skip to content Français Search
Start of main content

Healthcare architect turned patient: What I learned when admitted to a facility I helped design

Discovering new ways design can—and can’t—improve the patient experience

By Bruce Knepper AIA, Butler, PA

I am an architect. My specialty is healthcare. My formal education and 39-year career have taught me many lessons about healthcare design and construction. Some fundamental architectural principles still hold true: “Form ever follows function.” I know a lot about the effects of color, texture and light on the human mind. Even an understanding of the fundamentals of electrical and mechanical engineering has come my way. Those lessons and all that experience pale when compared to what I learned when I entered the hospital as a patient. I was admitted to my client’s facility—a facility that I helped design.

Truth be told, I did not want to be a patient—anywhere. Most people feel that way. Short of a planned pregnancy, who would want to stay in a hospital?

As a designer, I used to believe that all a patient needed was a well thought-out and appointed environment. The spaces should be clean, well lit, and the temperature comfortable—so simple. As a patient, I expected those basic attributes but I also wanted so much more.

Fear and anxiety
Before I even arrived at the hospital, my journey was riddled with fear, concern, anxiety, and questions… dozens of questions. Where do I park? Did I remember the forms? Where is the entrance? Where is the department? Who do I see?

No control
Once inside and registered, I soon realized that I was no longer in control of my day. I was told where to go, who to see, what to wear, and what forms to complete and sign. They asked me multiple times who I was and why I was there. Then I was told where to wait. Yes, the dreaded wait. As I navigated my way through this maze the designer in me wondered what else could be happening in the space: creative distraction, information delivery. These spaces and their wait times seemed like wasted opportunities.

Respect
Now, inside the exam room, I am somewhat settled. Or am I? I would like to know who invented the backless hospital gown. This person most certainly was not a patient when they dreamed this up. I understand that it makes the job of getting to my surface easier but my legs are cold. Where is that draft coming from? Can I have a warm bathrobe? I know this may sound picky but for heaven’s sake I’m a grown man wearing an old sheet with a slit up the back. Where’s the respect? Isn’t it time for a redesign of the hospital gown?

Information
Soon I was completely under the control of the staff. Some patients may find this comforting, but for me it was a real problem. During my time in the hospital, I developed an “I Want List.”

  1. I want to know where my doctor is.
  2. I want to know where my nurse is.
  3. I want to know when my procedure begins.
  4. I want to know who that person with that tray of needles is.
  5. I want to know what happens next.
  6. I want to know where the bathroom is.

Related item: Health design

Takeaways
What did I take away from my experience as a patient? Design is powerful, but it is simply one aspect of a patient’s healthcare experience. This experience depends on treating patients like people (with fears, anxiety, questions and needs) rather than bodies on an assembly line. Designers need to do a better job of understanding this patient experience.

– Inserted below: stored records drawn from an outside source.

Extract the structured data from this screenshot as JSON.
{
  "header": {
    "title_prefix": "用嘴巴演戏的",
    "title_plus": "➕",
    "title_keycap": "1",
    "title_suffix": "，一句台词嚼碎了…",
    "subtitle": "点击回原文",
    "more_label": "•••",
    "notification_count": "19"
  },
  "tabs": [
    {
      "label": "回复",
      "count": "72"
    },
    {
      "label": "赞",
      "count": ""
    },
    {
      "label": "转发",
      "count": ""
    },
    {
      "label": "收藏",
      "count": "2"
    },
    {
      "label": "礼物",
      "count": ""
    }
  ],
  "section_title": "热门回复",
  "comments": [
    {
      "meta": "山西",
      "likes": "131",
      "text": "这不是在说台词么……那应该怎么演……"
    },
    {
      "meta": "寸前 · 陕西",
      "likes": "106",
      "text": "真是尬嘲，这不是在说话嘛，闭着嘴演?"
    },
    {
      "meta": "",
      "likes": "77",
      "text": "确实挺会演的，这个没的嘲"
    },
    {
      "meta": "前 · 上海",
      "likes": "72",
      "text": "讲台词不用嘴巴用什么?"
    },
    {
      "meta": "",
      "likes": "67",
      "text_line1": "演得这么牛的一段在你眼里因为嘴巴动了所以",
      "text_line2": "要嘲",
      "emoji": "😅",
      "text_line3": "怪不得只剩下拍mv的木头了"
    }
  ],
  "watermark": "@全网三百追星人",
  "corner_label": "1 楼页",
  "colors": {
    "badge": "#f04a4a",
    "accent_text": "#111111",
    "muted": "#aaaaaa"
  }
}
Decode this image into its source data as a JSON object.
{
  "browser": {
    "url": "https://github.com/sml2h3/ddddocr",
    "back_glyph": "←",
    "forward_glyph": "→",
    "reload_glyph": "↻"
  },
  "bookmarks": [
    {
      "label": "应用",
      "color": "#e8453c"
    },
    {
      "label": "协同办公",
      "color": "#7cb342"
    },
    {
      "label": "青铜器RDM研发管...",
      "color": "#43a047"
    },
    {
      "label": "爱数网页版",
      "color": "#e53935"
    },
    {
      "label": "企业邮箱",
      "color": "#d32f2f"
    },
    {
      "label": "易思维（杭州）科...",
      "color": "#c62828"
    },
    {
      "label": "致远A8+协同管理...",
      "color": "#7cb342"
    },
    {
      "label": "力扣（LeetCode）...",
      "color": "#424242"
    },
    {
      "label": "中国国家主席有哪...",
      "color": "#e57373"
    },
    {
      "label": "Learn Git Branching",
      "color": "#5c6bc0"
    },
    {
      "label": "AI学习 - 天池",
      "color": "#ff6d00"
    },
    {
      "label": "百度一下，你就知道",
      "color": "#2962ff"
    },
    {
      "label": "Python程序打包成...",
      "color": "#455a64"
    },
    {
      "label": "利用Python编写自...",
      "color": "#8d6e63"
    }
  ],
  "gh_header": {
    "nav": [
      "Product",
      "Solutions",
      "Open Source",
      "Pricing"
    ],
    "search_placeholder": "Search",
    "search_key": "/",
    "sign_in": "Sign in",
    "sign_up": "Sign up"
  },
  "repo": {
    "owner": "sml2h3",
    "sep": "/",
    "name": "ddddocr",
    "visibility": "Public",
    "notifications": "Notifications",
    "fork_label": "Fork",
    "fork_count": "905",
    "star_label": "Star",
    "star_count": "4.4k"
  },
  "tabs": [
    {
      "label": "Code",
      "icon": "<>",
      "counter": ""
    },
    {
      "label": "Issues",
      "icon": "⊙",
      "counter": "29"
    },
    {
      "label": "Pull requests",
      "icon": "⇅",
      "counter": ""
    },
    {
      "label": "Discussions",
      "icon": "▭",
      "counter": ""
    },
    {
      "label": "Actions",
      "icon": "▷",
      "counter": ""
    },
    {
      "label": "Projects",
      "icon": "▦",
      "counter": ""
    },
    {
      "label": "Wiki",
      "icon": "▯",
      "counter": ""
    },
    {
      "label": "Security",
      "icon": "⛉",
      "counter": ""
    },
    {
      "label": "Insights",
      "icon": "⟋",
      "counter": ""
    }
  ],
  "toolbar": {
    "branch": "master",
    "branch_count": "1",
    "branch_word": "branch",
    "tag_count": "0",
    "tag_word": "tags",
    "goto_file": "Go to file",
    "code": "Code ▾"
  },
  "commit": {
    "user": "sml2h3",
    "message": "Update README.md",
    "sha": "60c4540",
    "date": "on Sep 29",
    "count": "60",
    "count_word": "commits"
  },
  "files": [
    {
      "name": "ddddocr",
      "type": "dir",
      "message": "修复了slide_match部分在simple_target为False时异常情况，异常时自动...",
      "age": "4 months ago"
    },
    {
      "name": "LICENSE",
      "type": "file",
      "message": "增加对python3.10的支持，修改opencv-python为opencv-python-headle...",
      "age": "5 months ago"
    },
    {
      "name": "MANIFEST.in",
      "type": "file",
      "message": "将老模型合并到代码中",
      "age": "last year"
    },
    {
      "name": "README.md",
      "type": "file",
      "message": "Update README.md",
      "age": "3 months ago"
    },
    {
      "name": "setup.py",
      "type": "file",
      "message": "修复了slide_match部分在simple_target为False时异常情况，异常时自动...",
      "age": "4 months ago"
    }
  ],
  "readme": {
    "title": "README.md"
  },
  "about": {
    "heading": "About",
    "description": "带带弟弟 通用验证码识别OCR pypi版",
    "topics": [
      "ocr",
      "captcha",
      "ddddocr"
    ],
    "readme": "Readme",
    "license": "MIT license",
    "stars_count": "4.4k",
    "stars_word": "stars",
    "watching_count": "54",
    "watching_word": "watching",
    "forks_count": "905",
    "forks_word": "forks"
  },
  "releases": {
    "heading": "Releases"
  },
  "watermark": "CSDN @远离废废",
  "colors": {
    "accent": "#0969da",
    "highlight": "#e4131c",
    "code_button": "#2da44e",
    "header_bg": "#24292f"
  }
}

What’s missing from the healthcare experience, based on my experience?

Communication
Communication is powerful and yet, at the most crucial times, so elusive. Information gives one some sense of control—It will make me a better patient. Schedules are merely “targets of time.” I understand delays. If there is a delay, please explain why and how long it’s going to be.

Agency
When the procedure is complete, then talk with me about it. Tell me what you saw. Show me what you did. Use the available technology to help me understand. Be direct and honest. Talk with me about where we (you and I) go from here and when I get my life back. What do we do next?

Dignity
A hospital staff that understands and responds to the fears and anxiety of patients routinely scores high on patient evaluations. If you help me with my health issue, communicate clearly, and care about me – I will appreciate your splendid facility.

Now about this hospital gown – Can I take it home and use it as a drop cloth?

Bruce Knepper is a registered architect and Vice President of Healthcare East at Stantec. Bruce works out of the Butler, Pennsylvania Office and can be reached at bruce.knepper@stantec.com.

As a patient, I expected those basic attributes but I also wanted so much more.

comments powered by Disqus

View A Project Near You

Find Stantec projects near you
End of main content To top